Your answer should be the lines of the material that include the word "price".

◆ **Given records**
▬▬▬▬▬▬▬▬▬▬
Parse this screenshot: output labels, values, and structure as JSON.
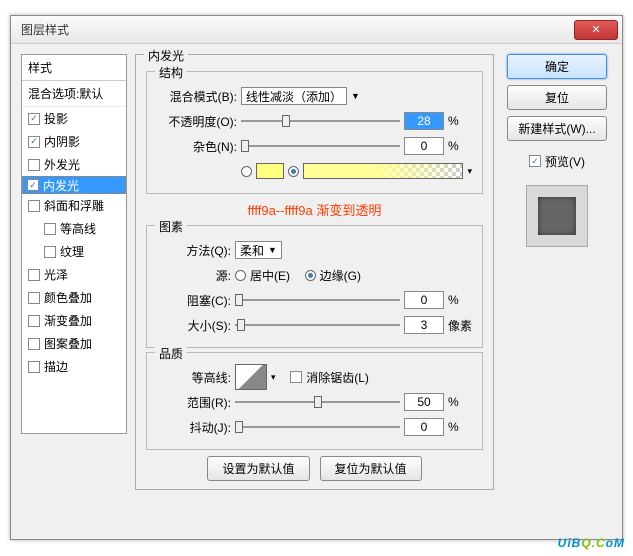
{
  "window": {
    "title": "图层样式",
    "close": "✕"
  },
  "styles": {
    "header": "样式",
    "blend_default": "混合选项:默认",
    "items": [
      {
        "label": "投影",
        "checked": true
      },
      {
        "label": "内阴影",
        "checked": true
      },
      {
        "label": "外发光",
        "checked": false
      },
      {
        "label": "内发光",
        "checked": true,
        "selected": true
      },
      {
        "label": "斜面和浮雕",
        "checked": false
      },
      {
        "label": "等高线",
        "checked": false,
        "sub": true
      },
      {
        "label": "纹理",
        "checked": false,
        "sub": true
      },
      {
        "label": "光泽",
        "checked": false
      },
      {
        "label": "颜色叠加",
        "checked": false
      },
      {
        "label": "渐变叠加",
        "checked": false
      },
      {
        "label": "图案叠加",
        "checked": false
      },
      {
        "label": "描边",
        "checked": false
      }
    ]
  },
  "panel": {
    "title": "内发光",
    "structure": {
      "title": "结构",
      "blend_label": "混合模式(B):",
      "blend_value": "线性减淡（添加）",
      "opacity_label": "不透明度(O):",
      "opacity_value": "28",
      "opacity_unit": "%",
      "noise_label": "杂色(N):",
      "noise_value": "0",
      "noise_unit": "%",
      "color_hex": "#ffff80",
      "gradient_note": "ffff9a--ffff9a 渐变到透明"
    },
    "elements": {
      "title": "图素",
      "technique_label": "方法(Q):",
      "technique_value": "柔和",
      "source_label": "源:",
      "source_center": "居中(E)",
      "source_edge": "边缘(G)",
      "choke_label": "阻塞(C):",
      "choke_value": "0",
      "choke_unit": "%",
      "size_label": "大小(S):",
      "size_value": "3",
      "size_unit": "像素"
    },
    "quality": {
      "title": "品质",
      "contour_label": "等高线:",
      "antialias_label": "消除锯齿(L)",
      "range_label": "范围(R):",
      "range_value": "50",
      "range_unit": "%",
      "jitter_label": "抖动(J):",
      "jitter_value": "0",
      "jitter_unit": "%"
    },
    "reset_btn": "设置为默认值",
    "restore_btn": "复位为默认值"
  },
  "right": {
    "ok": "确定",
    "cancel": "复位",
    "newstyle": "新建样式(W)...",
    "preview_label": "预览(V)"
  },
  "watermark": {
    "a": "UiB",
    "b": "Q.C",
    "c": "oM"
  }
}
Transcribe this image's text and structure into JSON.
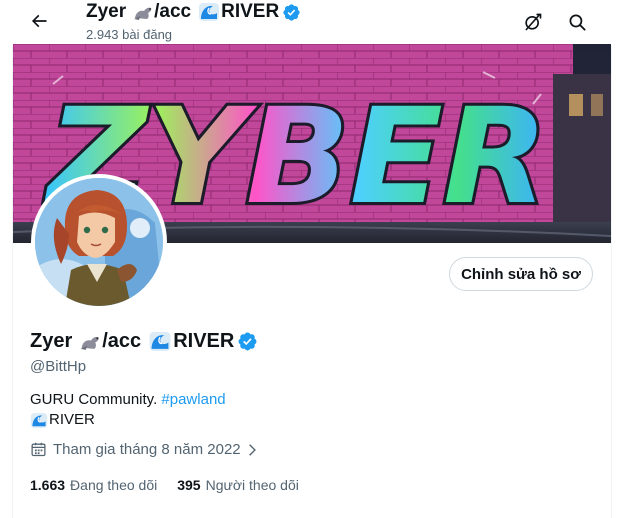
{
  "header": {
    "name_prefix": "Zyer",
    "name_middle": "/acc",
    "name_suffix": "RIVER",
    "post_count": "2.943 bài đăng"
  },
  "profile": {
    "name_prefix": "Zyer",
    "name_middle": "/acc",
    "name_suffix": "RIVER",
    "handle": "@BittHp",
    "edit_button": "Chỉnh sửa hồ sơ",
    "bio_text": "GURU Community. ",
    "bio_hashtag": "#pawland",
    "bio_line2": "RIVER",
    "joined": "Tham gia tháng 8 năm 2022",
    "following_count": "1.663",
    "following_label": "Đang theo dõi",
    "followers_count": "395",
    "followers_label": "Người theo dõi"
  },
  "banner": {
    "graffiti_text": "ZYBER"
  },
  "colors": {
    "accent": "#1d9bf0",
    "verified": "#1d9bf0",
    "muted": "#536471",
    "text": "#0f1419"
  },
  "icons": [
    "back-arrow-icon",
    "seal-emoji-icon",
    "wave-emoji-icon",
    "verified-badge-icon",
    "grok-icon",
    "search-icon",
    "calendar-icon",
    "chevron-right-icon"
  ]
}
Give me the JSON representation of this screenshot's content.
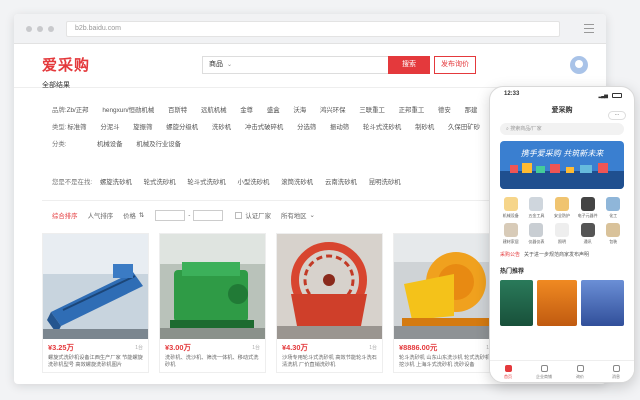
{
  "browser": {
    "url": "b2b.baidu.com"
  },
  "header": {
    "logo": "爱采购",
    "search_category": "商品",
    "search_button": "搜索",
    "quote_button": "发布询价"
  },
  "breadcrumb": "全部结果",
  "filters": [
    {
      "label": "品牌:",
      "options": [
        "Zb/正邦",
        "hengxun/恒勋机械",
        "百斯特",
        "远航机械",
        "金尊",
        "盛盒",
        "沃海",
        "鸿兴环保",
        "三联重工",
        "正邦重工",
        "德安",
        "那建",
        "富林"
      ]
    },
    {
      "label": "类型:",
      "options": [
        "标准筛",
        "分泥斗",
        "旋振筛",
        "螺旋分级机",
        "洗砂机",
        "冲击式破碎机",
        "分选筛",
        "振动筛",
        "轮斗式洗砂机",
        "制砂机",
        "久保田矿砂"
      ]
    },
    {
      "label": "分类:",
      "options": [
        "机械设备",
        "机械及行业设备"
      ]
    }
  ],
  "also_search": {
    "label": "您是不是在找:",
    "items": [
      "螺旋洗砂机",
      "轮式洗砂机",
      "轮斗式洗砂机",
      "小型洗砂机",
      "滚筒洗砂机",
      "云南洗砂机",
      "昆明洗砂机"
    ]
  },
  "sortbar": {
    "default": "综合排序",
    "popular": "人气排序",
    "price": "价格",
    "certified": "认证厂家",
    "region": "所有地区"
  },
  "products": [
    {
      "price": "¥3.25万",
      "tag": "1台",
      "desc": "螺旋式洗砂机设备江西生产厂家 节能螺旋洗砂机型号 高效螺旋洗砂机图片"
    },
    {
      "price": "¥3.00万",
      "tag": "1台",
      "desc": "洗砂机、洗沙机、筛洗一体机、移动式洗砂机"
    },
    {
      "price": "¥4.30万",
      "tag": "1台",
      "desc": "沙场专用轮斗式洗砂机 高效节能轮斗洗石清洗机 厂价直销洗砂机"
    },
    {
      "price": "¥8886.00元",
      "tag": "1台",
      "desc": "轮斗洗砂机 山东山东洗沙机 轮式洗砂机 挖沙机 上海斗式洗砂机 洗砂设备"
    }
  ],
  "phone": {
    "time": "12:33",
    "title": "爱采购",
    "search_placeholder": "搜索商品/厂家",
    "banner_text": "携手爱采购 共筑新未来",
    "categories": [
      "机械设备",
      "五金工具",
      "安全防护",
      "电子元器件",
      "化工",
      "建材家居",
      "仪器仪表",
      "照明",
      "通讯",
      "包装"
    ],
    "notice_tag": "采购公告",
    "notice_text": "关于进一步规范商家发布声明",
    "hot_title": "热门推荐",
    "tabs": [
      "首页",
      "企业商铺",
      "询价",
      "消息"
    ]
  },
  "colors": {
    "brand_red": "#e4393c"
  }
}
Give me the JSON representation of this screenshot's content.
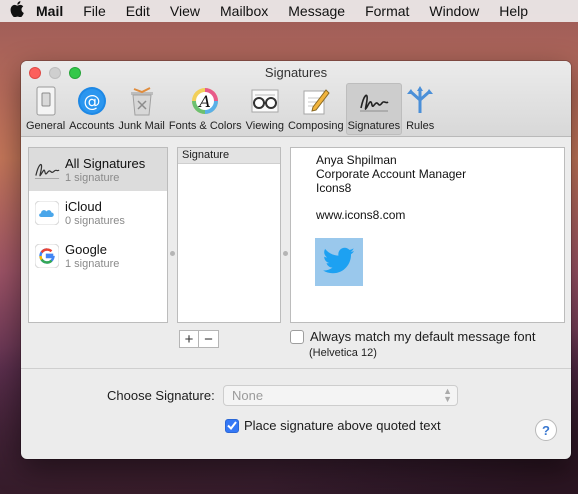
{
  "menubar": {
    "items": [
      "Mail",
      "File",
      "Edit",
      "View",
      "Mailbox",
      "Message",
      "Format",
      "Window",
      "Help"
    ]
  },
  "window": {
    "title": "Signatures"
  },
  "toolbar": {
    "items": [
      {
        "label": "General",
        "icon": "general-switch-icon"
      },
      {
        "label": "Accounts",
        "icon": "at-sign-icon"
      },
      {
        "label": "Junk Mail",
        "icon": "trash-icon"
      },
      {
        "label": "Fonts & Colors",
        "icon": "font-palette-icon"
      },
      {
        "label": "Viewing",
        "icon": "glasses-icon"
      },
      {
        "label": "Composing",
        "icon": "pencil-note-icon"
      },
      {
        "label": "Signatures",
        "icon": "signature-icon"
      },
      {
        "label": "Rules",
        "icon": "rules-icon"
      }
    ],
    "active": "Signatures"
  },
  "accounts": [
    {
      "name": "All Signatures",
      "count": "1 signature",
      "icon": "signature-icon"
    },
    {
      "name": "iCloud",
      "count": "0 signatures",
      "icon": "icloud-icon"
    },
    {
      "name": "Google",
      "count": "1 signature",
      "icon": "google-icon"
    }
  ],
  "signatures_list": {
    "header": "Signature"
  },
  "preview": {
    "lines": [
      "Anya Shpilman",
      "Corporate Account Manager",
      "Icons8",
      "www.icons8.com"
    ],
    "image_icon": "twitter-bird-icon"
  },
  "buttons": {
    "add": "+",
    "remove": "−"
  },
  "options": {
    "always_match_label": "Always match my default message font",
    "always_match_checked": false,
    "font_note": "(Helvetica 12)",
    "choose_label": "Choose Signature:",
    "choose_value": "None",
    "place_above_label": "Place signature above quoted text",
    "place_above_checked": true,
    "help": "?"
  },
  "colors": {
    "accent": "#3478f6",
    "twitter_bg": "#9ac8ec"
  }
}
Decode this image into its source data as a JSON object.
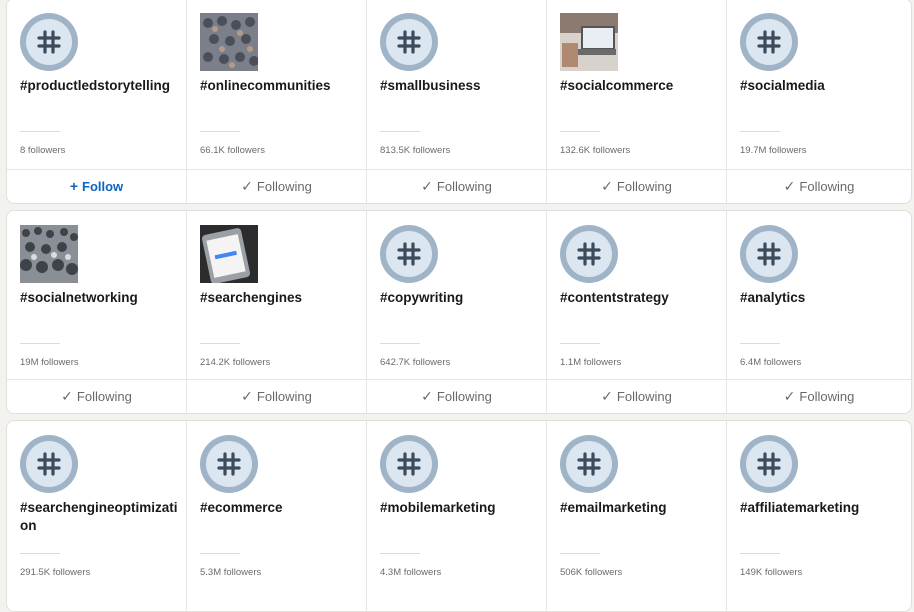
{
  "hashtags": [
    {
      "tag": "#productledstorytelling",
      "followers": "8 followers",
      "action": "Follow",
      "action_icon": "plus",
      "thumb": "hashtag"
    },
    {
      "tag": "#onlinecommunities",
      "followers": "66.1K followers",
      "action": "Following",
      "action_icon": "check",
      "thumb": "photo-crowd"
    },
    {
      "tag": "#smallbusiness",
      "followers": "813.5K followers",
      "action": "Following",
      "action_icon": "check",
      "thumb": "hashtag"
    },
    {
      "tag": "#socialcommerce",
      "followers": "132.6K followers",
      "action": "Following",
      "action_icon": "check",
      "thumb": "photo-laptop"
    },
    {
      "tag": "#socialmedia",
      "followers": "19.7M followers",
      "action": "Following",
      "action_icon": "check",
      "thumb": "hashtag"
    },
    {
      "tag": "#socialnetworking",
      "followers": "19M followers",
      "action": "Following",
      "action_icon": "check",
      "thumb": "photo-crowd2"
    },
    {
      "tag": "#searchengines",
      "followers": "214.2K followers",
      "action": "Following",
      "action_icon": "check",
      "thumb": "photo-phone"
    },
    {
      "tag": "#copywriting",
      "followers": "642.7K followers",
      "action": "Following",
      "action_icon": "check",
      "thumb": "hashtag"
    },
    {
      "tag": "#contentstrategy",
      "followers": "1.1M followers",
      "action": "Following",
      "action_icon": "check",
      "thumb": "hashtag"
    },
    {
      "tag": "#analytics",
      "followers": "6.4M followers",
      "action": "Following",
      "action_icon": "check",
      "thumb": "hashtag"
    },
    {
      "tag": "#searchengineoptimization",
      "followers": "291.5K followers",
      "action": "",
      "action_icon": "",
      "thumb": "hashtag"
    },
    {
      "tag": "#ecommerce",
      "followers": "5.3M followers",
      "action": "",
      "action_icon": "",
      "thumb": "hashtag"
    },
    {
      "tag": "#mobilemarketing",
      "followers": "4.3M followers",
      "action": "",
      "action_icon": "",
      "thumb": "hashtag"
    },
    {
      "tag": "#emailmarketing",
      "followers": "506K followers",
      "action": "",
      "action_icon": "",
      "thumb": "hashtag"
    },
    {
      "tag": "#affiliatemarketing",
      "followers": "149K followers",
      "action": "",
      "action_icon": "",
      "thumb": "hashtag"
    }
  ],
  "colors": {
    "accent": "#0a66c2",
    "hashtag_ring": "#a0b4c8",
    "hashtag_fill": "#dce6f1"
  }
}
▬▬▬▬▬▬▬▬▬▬
◆ **Reply to the task**
    "price": "价格",
      "price": "¥3.25万",
      "price": "¥3.00万",
      "price": "¥4.30万",
      "price": "¥8886.00元",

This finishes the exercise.